“The Cirebon men moved from using sticks and stones in the name of upholding morality and curbing ‘deviance’ to using bombs and guns, and this may become the common pattern”, says Sidney Jones, Crisis Group Senior Adviser.
Poorly educated and underemployed, the Cirebon men represent a generational shift from the jihadists trained abroad or those who fought a decade ago in two major communal conflicts in Ambon and Poso. They were radicalised through attending public lectures by radical clerics; most had taken part as well in attacks on stores selling liquor and anti-Ahmadiyah activities. They had been members of Jemaah Ansharut Tauhid (JAT), an extremist organisation founded by well-known cleric Abu Bakar Ba’asyir in 2008, but then left to form their even more militant group.

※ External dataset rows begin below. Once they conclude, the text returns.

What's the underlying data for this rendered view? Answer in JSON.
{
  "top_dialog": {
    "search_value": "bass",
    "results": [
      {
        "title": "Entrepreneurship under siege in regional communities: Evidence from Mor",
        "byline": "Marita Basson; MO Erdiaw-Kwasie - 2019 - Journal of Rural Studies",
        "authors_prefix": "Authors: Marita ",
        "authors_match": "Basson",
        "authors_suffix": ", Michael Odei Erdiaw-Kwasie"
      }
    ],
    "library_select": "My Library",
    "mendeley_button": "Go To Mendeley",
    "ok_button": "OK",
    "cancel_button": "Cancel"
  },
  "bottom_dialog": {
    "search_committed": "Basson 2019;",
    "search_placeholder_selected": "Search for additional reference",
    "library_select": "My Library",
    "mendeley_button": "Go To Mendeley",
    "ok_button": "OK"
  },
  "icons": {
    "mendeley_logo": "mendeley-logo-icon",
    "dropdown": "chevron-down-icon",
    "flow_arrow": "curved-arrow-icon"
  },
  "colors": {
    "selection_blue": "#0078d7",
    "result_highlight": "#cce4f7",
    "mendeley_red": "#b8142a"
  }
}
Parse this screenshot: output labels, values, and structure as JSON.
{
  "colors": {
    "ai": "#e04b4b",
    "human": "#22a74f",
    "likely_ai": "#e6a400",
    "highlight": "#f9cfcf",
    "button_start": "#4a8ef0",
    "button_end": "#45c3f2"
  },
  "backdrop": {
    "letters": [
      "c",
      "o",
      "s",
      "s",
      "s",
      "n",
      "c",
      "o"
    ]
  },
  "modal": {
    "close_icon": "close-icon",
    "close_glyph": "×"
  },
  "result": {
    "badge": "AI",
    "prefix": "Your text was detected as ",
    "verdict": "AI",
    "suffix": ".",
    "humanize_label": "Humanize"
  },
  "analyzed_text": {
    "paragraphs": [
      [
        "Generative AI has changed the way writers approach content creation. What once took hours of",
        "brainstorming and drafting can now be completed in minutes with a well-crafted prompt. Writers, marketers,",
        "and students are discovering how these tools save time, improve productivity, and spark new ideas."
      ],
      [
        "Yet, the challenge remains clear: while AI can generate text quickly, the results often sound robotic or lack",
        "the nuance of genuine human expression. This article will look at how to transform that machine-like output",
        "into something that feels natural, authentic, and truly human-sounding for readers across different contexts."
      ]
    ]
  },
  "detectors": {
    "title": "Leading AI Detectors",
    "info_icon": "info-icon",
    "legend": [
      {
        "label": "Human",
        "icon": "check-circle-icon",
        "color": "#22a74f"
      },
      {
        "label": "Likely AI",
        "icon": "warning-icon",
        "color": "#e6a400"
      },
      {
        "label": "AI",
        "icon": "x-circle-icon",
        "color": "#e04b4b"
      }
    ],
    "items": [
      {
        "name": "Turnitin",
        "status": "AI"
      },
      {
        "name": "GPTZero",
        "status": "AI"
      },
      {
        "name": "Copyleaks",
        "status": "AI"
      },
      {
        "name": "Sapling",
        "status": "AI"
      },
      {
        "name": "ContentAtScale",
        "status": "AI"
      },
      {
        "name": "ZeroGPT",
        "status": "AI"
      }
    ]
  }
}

The two suicide bombers, Mohamed Syarif, who blew himself up at a Cirebon mosque on 15 April 2011, and Ahmed Yosefa Hayat, who died in an attack on a church in Solo, Central Java on 25 September, taught themselves bomb-making from the Internet and worked on their own. The others preferred targeted assassinations to suicide attacks and learned bomb-making from friends in a Solo-based group of vigilantes-turned-bombers.
The briefing notes that the merging of vigilantes and jihadists has been facilitated by the proliferation of Islamist civil society organisations and the popularity of public taklim (religious lectures), as forums for spreading radical views. The government needs a strategy, consistent with democratic values, to counter clerics who use no violence themselves but preach that it is permissible to shed the blood of infidels (kafir) or tyrants (thaghut), frequently meaning Indonesian officials and, especially, the police. The problem is that there is no agreement within the country’s political elite on the nature of the threat.
If the radicalisation of groups like the Cirebon men is to be halted, the government needs to build a national consensus on what constitutes extremism; directly confront hate speech; and promote zero tolerance of religiously-inspired crimes, however minor, including in the course of anti-vice campaigns.
“Expressions of shock and horror every time there is an incident of religiously-motivated violence as in Cirebon or Solo are not a substitute for prevention”, says Jim Della-Giacoma, Crisis Group’s South East Asia Project Director.